◆ AVAILABLE RECORDS
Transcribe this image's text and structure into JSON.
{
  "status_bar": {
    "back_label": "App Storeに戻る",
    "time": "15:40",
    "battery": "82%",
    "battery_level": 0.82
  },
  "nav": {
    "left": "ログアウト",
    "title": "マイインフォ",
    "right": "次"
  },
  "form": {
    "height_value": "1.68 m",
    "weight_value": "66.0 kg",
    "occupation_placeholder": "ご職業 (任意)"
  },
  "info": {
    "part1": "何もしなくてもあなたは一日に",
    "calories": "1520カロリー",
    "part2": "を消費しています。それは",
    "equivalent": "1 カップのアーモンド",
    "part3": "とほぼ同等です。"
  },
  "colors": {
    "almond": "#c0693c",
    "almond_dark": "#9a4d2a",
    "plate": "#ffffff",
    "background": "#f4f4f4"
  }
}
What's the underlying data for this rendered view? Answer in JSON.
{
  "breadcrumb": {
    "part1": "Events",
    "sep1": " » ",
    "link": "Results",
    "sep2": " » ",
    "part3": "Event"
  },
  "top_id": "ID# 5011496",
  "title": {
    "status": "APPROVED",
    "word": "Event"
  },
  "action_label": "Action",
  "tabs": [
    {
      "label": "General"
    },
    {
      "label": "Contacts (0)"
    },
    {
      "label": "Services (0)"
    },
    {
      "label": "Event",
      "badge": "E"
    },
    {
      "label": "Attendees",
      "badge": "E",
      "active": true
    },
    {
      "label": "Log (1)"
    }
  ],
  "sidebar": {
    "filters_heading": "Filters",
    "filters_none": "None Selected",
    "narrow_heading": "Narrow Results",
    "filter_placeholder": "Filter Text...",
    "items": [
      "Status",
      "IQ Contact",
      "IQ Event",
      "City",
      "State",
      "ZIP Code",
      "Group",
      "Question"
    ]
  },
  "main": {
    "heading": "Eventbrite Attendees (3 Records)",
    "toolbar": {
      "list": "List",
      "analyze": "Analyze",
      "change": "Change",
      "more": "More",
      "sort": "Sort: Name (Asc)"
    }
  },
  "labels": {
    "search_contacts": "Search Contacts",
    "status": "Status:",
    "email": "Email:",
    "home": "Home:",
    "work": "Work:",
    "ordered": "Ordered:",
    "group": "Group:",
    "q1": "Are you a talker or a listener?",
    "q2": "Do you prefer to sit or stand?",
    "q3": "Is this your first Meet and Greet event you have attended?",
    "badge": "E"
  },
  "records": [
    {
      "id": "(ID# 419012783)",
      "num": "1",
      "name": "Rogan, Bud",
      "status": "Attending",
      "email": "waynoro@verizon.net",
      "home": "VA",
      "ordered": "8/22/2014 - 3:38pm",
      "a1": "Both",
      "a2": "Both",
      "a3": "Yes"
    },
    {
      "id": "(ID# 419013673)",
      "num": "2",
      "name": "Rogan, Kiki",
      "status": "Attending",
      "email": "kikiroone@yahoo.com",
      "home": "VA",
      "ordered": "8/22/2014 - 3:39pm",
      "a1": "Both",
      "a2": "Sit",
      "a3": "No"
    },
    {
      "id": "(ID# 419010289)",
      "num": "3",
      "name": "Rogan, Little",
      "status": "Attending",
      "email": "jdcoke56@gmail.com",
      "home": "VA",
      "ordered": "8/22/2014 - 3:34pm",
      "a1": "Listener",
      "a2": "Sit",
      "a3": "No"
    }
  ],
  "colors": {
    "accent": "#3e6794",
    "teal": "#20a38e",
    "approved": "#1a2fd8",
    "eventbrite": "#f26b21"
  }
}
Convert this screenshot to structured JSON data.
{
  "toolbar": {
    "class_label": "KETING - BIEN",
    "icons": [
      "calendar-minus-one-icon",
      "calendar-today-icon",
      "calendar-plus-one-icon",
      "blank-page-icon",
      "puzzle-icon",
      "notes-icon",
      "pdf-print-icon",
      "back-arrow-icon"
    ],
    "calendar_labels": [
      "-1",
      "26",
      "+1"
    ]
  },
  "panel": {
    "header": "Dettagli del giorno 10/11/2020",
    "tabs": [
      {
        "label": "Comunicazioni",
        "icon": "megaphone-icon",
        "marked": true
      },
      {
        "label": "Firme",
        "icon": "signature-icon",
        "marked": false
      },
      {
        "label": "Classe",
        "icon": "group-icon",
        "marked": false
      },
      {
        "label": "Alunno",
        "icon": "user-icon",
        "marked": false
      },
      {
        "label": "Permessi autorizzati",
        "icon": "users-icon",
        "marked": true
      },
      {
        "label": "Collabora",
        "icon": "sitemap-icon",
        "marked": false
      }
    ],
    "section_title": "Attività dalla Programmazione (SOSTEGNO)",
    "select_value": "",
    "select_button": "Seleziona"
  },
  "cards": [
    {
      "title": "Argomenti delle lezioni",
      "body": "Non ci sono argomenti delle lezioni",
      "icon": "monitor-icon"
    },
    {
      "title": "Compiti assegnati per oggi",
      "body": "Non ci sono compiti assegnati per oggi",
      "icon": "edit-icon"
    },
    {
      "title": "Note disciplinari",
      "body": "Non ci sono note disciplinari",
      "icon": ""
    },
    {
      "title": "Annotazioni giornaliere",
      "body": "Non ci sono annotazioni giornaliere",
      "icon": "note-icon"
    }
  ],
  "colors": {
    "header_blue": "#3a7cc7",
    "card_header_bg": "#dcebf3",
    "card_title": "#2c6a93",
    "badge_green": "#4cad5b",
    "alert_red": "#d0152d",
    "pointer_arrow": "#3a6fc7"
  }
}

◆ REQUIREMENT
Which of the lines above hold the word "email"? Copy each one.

◆ OUTPUT OF THE EXERCISE
    "email": "Email:",
      "email": "waynoro@verizon.net",
      "email": "kikiroone@yahoo.com",
      "email": "jdcoke56@gmail.com",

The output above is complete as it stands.